To Dumont, giving back to the city he and his family have called home is a priority. Being first and foremost a parent, he knew he would concentrate his charitable resources on causes that would help children. He has been involved with charitable causes involving children since he arrived in Nashville five years ago, so the next logical step was creating an organization that would use his position as part of an NHL team to help the best way he knew how.
Kids Come First, which was publicly introduced to the Predators community earlier this season, provides a suite of seats at the club level for children and their families at every home game. The project was conceived and funded by Dumont and Steve Sullivan, both of whom have stated that they want to give something back and want to do so in a way that will help children in Middle Tennessee.
“We were talking, me and Steve, and we wanted to do something together because we both have a lot of kids at home. We knew we wanted to do something involving kids in the community. This program would be a great way to do it. Then we came came up with a logo and a name for the association and thats how it worked out.”- J-P Dumont
Dumont’s understated, modest responses belie the extent of the benefits this program offers those who are chosen to participate. According to Sara Reynolds, the program offers families who often put in long hours at the hospital a welcome break. Many of the families are from other parts of the state and are thus unfamiliar to Nashville.
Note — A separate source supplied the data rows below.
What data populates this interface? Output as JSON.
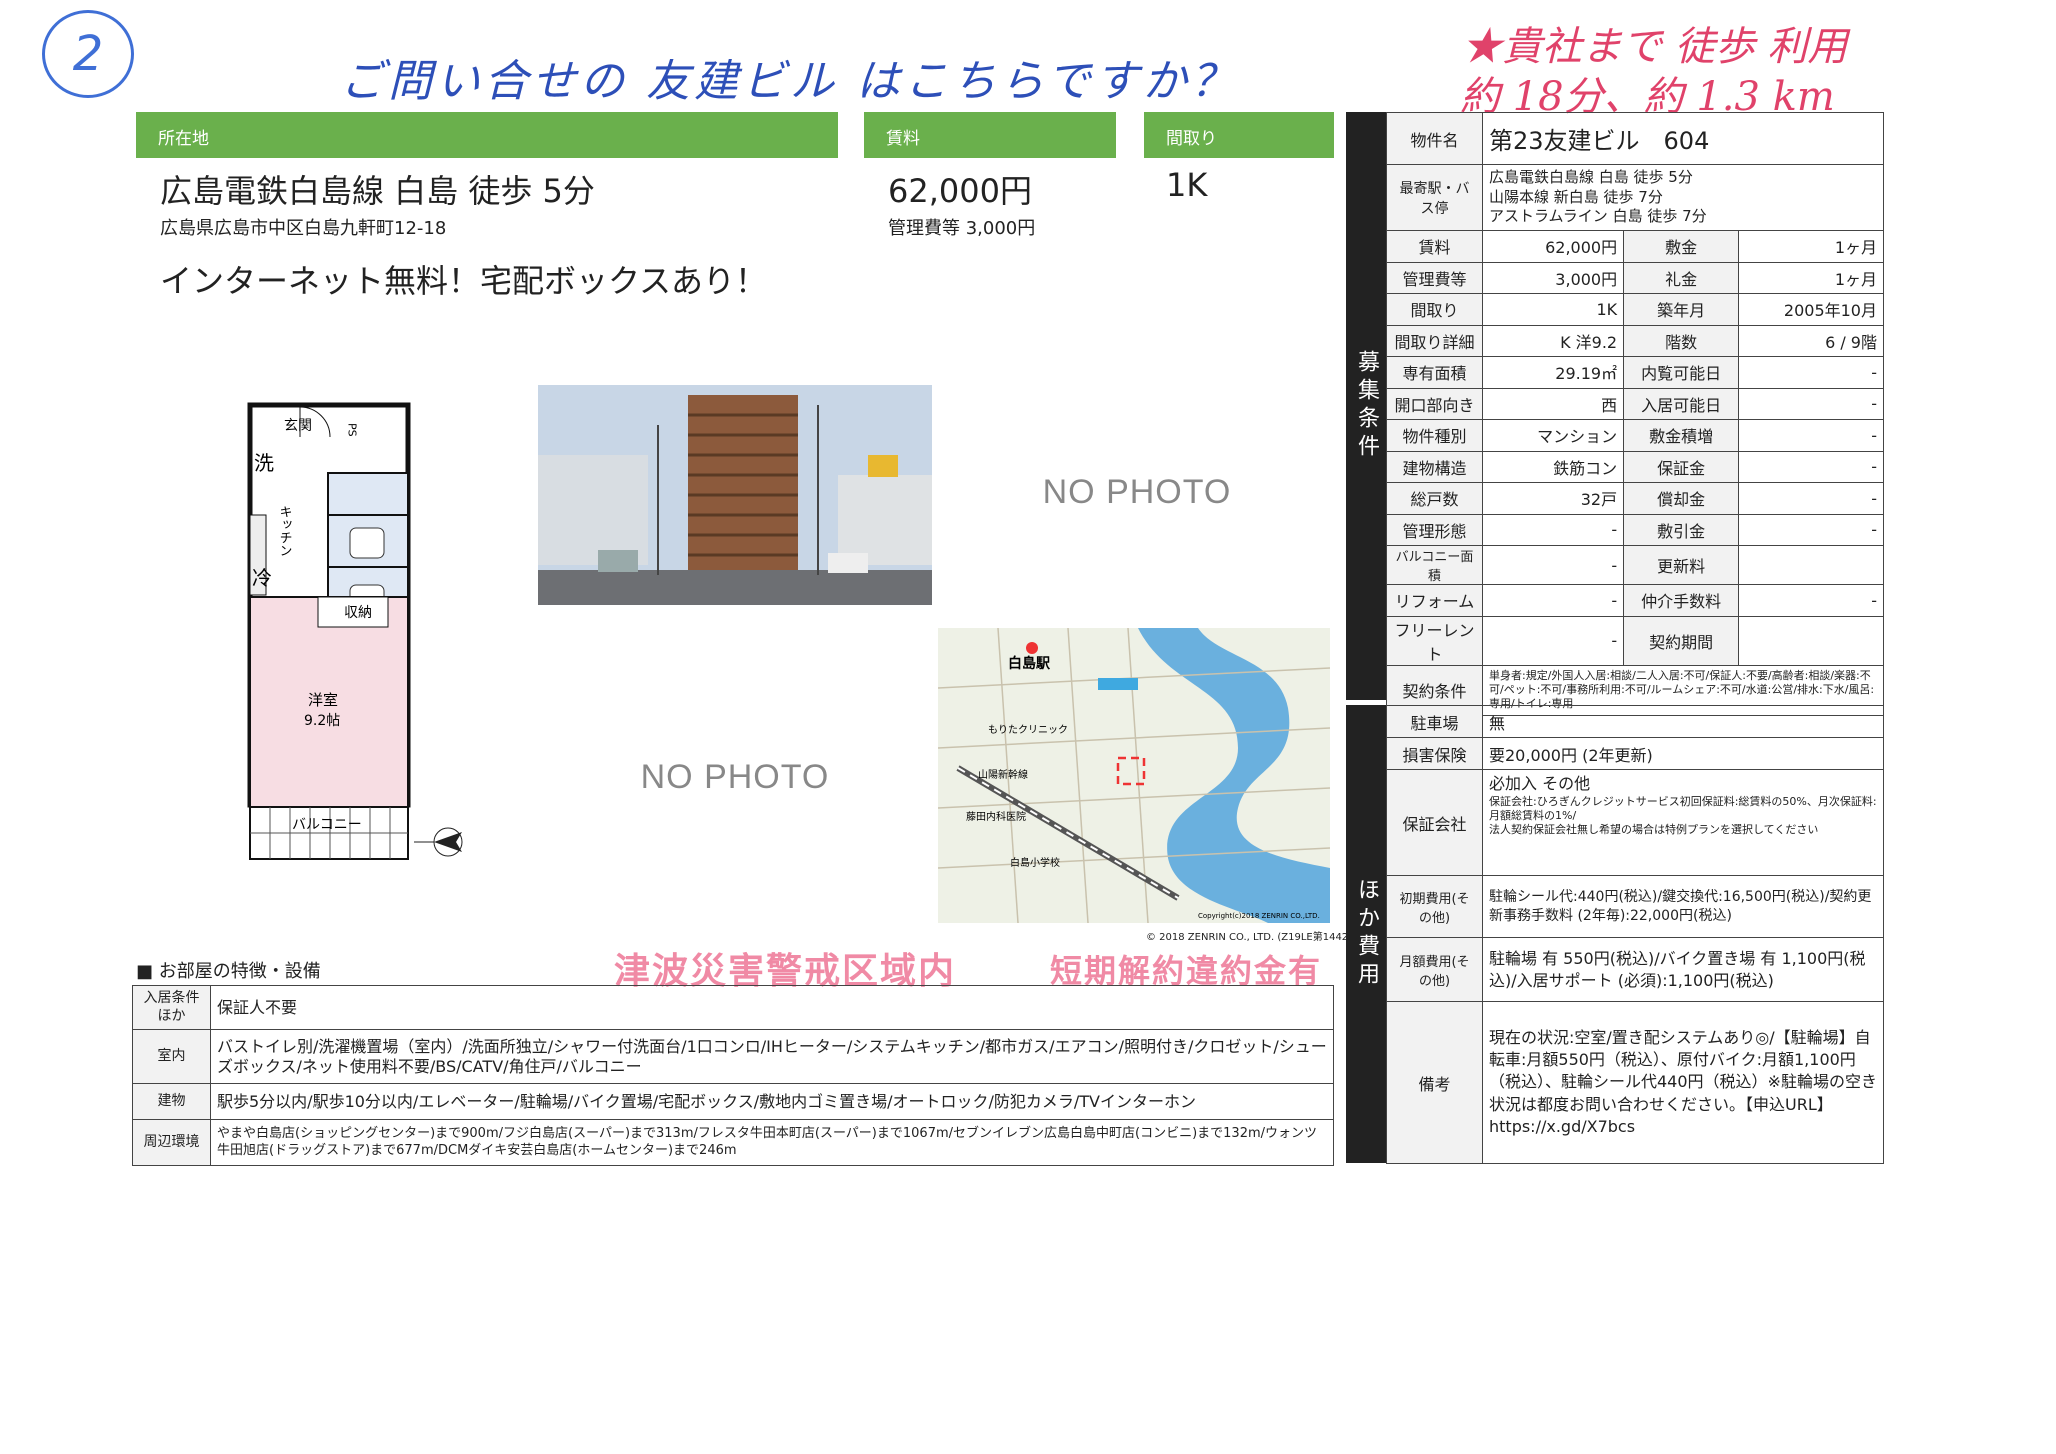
{
  "annotations": {
    "circle_number": "2",
    "handwritten_question": "ご問い合せの 友建ビル はこちらですか？",
    "walk_note_line1": "★貴社まで 徒歩 利用",
    "walk_note_line2": "約 18分、約 1.3 km"
  },
  "header": {
    "location_label": "所在地",
    "rent_label": "賃料",
    "layout_label": "間取り"
  },
  "summary": {
    "station": "広島電鉄白島線 白島 徒歩 5分",
    "address": "広島県広島市中区白島九軒町12-18",
    "rent": "62,000円",
    "fee": "管理費等 3,000円",
    "layout": "1K",
    "catchphrase": "インターネット無料！宅配ボックスあり！"
  },
  "floorplan": {
    "entrance": "玄関",
    "ps": "PS",
    "wash": "洗",
    "kitchen": "キッチン",
    "fridge": "冷",
    "storage": "収納",
    "room": "洋室",
    "room_size": "9.2帖",
    "balcony": "バルコニー"
  },
  "photos": {
    "no_photo_1": "NO PHOTO",
    "no_photo_2": "NO PHOTO"
  },
  "map": {
    "station": "白島駅",
    "clinic": "もりたクリニック",
    "school": "白島小学校",
    "hospital": "藤田内科医院",
    "line": "山陽新幹線",
    "copyright_1": "Copyright(c)2018 ZENRIN CO.,LTD.",
    "copyright_2": "© 2018 ZENRIN CO., LTD. (Z19LE第1442号)"
  },
  "side_labels": {
    "recruit": "募集条件",
    "other_cost": "ほか費用"
  },
  "conditions": {
    "name_label": "物件名",
    "name_value": "第23友建ビル　604",
    "station_label": "最寄駅・バス停",
    "station_lines": [
      "広島電鉄白島線 白島 徒歩 5分",
      "山陽本線 新白島 徒歩 7分",
      "アストラムライン 白島 徒歩 7分"
    ],
    "rows": [
      {
        "l1": "賃料",
        "v1": "62,000円",
        "l2": "敷金",
        "v2": "1ヶ月"
      },
      {
        "l1": "管理費等",
        "v1": "3,000円",
        "l2": "礼金",
        "v2": "1ヶ月"
      },
      {
        "l1": "間取り",
        "v1": "1K",
        "l2": "築年月",
        "v2": "2005年10月"
      },
      {
        "l1": "間取り詳細",
        "v1": "K 洋9.2",
        "l2": "階数",
        "v2": "6 / 9階"
      },
      {
        "l1": "専有面積",
        "v1": "29.19㎡",
        "l2": "内覧可能日",
        "v2": "-"
      },
      {
        "l1": "開口部向き",
        "v1": "西",
        "l2": "入居可能日",
        "v2": "-"
      },
      {
        "l1": "物件種別",
        "v1": "マンション",
        "l2": "敷金積増",
        "v2": "-"
      },
      {
        "l1": "建物構造",
        "v1": "鉄筋コン",
        "l2": "保証金",
        "v2": "-"
      },
      {
        "l1": "総戸数",
        "v1": "32戸",
        "l2": "償却金",
        "v2": "-"
      },
      {
        "l1": "管理形態",
        "v1": "-",
        "l2": "敷引金",
        "v2": "-"
      },
      {
        "l1": "バルコニー面積",
        "v1": "-",
        "l2": "更新料",
        "v2": ""
      },
      {
        "l1": "リフォーム",
        "v1": "-",
        "l2": "仲介手数料",
        "v2": "-"
      },
      {
        "l1": "フリーレント",
        "v1": "-",
        "l2": "契約期間",
        "v2": ""
      }
    ],
    "contract_label": "契約条件",
    "contract_value": "単身者:規定/外国人入居:相談/二人入居:不可/保証人:不要/高齢者:相談/楽器:不可/ペット:不可/事務所利用:不可/ルームシェア:不可/水道:公営/排水:下水/風呂:専用/トイレ:専用"
  },
  "costs": {
    "parking_label": "駐車場",
    "parking_value": "無",
    "insurance_label": "損害保険",
    "insurance_value": "要20,000円 (2年更新)",
    "guarantor_label": "保証会社",
    "guarantor_value_1": "必加入 その他",
    "guarantor_value_2": "保証会社:ひろぎんクレジットサービス初回保証料:総賃料の50%、月次保証料:月額総賃料の1%/",
    "guarantor_value_3": "法人契約保証会社無し希望の場合は特例プランを選択してください",
    "initial_label": "初期費用(その他)",
    "initial_value": "駐輪シール代:440円(税込)/鍵交換代:16,500円(税込)/契約更新事務手数料 (2年毎):22,000円(税込)",
    "monthly_label": "月額費用(その他)",
    "monthly_value": "駐輪場 有 550円(税込)/バイク置き場 有 1,100円(税込)/入居サポート (必須):1,100円(税込)",
    "remarks_label": "備考",
    "remarks_value": "現在の状況:空室/置き配システムあり◎/【駐輪場】自転車:月額550円（税込）、原付バイク:月額1,100円（税込）、駐輪シール代440円（税込）※駐輪場の空き状況は都度お問い合わせください。【申込URL】https://x.gd/X7bcs"
  },
  "stamps": {
    "tsunami": "津波災害警戒区域内",
    "penalty": "短期解約違約金有"
  },
  "features": {
    "title": "■ お部屋の特徴・設備",
    "rows": [
      {
        "label": "入居条件ほか",
        "value": "保証人不要"
      },
      {
        "label": "室内",
        "value": "バストイレ別/洗濯機置場（室内）/洗面所独立/シャワー付洗面台/1口コンロ/IHヒーター/システムキッチン/都市ガス/エアコン/照明付き/クロゼット/シューズボックス/ネット使用料不要/BS/CATV/角住戸/バルコニー"
      },
      {
        "label": "建物",
        "value": "駅歩5分以内/駅歩10分以内/エレベーター/駐輪場/バイク置場/宅配ボックス/敷地内ゴミ置き場/オートロック/防犯カメラ/TVインターホン"
      },
      {
        "label": "周辺環境",
        "value": "やまや白島店(ショッピングセンター)まで900m/フジ白島店(スーパー)まで313m/フレスタ牛田本町店(スーパー)まで1067m/セブンイレブン広島白島中町店(コンビニ)まで132m/ウォンツ牛田旭店(ドラッグストア)まで677m/DCMダイキ安芸白島店(ホームセンター)まで246m"
      }
    ]
  }
}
Most have never been to a hockey game, so sitting in the suite gives them the chance to simply relax and enjoy something as a family.
Reynolds, who has accompanied some of her patients to Bridgestone, has found the hospitality and generosity of Predators’ Organization to be commended. “It’s pretty amazing what J-P and the Predators do to make us feel welcome. They take the families on a tour of the arena that includes the locker rooms, provide the families with food and a souvenir miniature hockey stick during the games and after the games they meet J-P and Steve Sullivan and there are usually a few other players who come by and say hello.”
One parent of a child who has received treatment at Monroe Carell remarked that time and monetary constraints keep most patients and their families pretty close to the VUMC campus. When we think about having to come to Nashville, beyond the really hard reason for us being there, we do think about how kind and caring everyone at Monroe Carell is, not just to (our child) but to everyone in the family. At Thanksgiving, my brother came in for a visit and asked (my child) how things went, (they) said, “They played real hard and the coach was nice.” If that’s what my kid remembers most about the time we had to spend here, then to me, the program does what it’s supposed to do and I thank everyone involved for making it happen.”
This is Jas Faulkner apologizing for being so late with this article and congratulating the guys on their win over Detroit. Tomorrow you’ll get to a look at the other half of what Kids Come First does and we’ll hear from Steve Sullivan about his part in this excellent charitable effort. Until then, I’ll see you at The ‘Stone and The ‘Plex and online at Twitter and Faceboook.
“Sully, I think this is the start of a beautiful initiative.”
Jas Faulkner is a minimally socialised writer and artist who lives and works in Nashville, Tennessee. She hearts her attitude problem.